Right. Glad you agree.

So, for my doctoral program I have to learn how to read two languages, ostensibly so I can translate valuable alien words I run into during my research into the mother tongue. This summer I’ve been (re)learning French. The “re” is in parentheses because I don’t know if my two semesters of French in high school really count, as most of the time we were learning cool ways to insult people. “Tu as un vache grasse” (you are a fat cow), for instance, still sticks clearly in my mind.

Anyway, if I hadn’t been so immature, maybe I would have learned the language by now and wouldn’t have to worry about such matters now. Of course, my juvenile mind would have never predicted that I would become a scholar of anything, except maybe heavy metal and comic books. This, of course, would have occurred naturally.

Alas, I did mature (I think). And now I’m faced with dividing the world in twain in verbal fashion, because of the damned confusing fact that French is a gendered language, and every person, place and thing in the world all of a sudden had fictional genitalia of some sort. This daunting task is also exacerbated by the fact that I have an overactive and possibly hypersexual imagination, and I keep having visions of a French grape (de raisin--male) doing the nasty to a banana (la banane—female). Which, on a symbolic level, doesn’t even make any damned sense. You have the most obvious phallic symbol mother nature ever devised, compounded by the fact that most men still associate a woman eating a banana with…you know, as the female and the grape—squishy, round, filled with, uh, juice--as the male? Lacan is rolling around in his grave. Just so ya know.

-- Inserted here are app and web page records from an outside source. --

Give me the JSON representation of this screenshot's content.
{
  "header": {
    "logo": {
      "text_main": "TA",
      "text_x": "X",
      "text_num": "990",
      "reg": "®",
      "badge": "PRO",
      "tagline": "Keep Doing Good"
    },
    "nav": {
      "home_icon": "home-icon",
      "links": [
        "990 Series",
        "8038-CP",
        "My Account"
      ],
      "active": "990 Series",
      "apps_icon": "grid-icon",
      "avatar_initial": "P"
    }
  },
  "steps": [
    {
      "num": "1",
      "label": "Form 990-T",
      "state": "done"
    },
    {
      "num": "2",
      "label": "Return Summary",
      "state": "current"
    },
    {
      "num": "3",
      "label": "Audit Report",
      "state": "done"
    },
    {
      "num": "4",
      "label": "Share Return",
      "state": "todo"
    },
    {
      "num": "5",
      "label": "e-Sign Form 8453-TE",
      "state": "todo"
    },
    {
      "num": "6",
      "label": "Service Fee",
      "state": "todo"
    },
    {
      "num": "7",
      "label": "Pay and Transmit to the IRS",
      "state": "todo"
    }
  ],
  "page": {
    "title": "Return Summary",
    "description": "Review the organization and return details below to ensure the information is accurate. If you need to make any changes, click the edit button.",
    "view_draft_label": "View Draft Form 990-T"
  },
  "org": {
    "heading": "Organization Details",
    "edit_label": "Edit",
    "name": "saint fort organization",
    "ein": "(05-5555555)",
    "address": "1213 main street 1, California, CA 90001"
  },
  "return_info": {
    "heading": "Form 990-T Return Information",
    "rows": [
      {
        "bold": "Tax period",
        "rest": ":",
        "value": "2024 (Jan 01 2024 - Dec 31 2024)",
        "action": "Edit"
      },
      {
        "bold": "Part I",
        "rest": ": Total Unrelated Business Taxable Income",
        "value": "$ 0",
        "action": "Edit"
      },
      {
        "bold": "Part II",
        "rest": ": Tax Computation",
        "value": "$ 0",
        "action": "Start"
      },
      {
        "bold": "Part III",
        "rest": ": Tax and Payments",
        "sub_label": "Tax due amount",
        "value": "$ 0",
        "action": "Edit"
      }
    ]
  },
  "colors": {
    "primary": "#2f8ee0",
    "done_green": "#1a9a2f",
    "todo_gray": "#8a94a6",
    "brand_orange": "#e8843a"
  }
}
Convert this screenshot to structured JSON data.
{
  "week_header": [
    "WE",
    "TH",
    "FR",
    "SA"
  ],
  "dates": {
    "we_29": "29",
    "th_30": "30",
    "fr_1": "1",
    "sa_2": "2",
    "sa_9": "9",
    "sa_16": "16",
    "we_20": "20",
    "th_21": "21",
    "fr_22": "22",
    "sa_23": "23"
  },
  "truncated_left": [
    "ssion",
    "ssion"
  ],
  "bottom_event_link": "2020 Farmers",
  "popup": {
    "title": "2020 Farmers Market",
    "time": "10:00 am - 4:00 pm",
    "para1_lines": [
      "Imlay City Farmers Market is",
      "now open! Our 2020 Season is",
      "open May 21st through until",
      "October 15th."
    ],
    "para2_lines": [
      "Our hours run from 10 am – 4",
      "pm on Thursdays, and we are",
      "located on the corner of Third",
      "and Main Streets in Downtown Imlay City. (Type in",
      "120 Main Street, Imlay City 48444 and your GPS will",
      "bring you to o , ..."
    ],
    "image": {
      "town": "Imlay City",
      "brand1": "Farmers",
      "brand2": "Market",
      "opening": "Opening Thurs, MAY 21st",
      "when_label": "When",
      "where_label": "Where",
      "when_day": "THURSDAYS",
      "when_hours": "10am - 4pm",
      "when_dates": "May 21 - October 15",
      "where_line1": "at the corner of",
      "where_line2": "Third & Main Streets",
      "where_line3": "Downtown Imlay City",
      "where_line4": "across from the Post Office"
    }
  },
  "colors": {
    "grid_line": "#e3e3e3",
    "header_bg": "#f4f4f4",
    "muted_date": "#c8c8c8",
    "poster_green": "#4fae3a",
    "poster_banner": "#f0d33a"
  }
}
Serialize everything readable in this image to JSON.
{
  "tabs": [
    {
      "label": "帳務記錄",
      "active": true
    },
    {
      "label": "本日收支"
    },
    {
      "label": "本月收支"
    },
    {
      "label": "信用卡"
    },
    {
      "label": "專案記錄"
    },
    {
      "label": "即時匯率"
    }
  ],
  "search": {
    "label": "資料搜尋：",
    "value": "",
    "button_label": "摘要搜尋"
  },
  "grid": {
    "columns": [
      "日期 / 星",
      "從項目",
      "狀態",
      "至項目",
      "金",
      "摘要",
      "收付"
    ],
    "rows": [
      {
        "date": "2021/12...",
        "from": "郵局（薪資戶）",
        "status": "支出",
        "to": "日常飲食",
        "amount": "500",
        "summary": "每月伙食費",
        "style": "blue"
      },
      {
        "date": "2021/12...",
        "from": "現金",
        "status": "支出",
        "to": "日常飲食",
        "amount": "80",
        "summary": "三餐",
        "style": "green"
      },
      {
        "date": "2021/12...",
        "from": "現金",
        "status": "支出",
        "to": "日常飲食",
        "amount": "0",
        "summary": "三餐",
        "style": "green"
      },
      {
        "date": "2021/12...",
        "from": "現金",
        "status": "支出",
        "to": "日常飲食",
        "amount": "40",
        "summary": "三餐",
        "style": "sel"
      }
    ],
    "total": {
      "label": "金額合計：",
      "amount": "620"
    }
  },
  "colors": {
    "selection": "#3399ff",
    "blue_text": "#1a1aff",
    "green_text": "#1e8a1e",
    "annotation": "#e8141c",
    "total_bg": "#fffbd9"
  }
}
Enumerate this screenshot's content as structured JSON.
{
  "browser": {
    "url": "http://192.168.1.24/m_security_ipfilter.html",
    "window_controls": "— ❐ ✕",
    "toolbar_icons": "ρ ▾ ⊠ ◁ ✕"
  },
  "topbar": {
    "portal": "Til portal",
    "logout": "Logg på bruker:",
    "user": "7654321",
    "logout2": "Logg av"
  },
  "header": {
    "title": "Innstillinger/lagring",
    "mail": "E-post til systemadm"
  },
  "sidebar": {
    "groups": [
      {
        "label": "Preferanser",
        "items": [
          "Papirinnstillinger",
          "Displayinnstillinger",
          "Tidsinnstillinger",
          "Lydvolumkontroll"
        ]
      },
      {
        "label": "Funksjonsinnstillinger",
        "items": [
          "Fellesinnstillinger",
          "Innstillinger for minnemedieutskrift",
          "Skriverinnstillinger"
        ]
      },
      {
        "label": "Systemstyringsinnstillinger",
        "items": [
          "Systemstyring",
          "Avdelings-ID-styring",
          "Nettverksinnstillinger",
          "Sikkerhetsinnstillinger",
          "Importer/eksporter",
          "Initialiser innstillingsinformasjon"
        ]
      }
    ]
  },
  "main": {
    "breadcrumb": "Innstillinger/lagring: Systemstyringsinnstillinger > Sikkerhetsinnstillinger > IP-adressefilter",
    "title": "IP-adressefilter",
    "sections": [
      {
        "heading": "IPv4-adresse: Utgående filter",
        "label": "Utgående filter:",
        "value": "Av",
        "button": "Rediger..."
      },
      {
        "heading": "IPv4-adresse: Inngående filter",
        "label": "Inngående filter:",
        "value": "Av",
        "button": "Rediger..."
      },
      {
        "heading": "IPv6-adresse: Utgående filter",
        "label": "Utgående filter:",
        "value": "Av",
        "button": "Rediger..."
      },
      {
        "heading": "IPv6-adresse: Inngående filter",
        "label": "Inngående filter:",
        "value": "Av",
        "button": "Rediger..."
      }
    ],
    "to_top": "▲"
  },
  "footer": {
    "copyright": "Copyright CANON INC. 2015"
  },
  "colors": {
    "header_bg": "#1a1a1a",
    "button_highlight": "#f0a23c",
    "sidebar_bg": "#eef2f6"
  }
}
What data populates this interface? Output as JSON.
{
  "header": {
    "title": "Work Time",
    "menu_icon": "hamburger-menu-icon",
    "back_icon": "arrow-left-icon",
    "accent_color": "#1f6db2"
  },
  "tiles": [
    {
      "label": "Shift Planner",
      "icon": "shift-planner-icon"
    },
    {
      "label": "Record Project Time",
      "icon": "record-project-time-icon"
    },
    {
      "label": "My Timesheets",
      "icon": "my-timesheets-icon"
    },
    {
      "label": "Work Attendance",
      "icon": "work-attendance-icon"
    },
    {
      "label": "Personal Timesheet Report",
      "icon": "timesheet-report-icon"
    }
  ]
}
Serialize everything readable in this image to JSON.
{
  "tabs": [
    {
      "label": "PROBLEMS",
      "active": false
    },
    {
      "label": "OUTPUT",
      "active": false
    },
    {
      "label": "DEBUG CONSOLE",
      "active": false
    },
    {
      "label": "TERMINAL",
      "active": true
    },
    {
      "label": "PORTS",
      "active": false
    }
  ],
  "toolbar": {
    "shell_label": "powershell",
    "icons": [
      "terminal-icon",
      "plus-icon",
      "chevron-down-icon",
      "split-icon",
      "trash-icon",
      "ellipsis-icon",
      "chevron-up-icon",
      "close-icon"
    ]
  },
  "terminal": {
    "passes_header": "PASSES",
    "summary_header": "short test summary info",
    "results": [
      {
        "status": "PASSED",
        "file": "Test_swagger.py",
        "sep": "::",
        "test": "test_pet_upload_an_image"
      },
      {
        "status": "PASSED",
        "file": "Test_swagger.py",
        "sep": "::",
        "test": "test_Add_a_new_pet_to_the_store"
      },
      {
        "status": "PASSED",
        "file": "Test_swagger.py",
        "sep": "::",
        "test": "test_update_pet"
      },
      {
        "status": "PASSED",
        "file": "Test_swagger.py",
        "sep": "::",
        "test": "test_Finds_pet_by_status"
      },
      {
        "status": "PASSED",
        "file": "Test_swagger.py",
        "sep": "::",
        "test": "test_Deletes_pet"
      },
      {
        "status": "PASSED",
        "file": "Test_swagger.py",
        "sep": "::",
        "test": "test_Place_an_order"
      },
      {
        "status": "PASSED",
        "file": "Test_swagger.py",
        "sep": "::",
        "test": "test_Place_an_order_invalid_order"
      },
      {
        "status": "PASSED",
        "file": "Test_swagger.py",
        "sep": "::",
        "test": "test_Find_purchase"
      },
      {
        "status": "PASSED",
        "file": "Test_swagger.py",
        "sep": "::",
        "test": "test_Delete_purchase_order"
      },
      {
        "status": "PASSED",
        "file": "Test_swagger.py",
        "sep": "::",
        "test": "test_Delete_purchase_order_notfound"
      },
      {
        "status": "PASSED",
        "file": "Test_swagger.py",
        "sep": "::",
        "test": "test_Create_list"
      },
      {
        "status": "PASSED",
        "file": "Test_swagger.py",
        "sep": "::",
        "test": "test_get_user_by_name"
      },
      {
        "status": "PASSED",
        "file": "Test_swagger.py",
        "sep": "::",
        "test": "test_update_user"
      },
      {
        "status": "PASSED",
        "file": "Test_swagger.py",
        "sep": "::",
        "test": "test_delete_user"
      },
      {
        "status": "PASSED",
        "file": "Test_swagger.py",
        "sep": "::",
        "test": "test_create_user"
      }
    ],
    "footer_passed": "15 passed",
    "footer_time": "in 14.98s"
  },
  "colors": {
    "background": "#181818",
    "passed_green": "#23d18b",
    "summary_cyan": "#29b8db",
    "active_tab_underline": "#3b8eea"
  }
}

Anyway, my translating endeavors are going better than expected, but still slowly and painfully. I remember, enviously, that at one point in high school I had an entire Shakespeare play memorized, yet now I can’t remember 20 new French words in a day. Maybe if they made their language more intuitive, like having obvious genitalia-like fruit become masculine, I wouldn’t have such a hard time.

I guess I shouldn’t complain though—learning to read a language in a couple months is still pretty darned good (If I can do it, and I think I can). And I’m sure others are struggling much more with it than I am.

Wednesday, July 6, 2011

Valhalla Rising

I very rarely have a cinematic experience worth raving about to everyone, but I have seen one that everyone who appreciates gritty realism with dabs of the mystical should experience. It’s a Danish film called “Valhalla Rising” and it’s probably the most curious case of mismarketing I’ve come across.

The trailer, given below, would probably have you believe that it’s a blockbuster action film, filled with blood n’ guts n’ glory. Now it is that…but these furious snippets come in so short (albeit intense) bursts that it really can only be appreciated by those with greater attention spans and possibly under the (ahem) “influence” of certain herbs. Hey, it’s not called an acid film for nothing.

Since this is an art house film that was billed as an action blockbuster, it suffered some pretty unfair criticisms as a result. An audience expecting a Viking “300” but instead getting a brooding, unflinchingly realistic piece of stunning visual poetry (think David Fincher meets Stanley Kubrick meets Terrence Malick and you’ll get the idea) might be pretty disappointed.

It takes place primarily in an unnamed area of Denmark in 1000 A.D. The movie is slow in terms of action and plot, but fast in intellect and in craftsmanship. It meditates on foggy mountaintops bereft of signs of humanity and painstakingly detailed shots crammed with symbolism. The realism comes from everything to its authentic scenery to its grunting, sparse dialogue. Whereas most films would light every single perfect-looking expensive actor on its payroll, this works with natural lighting and with grimy, mud-caked actors in a way folks would’ve looked before hygiene and dental care.  Of course, insects buzz around the camera to give it a nice touch, and it gave me an impression of the level of care that went into making it. As one reviewer said, most medieval era films merely approximate the feeling of “being there,” but this film rips “you out of time and drops you there.”

Anyway, just go watch.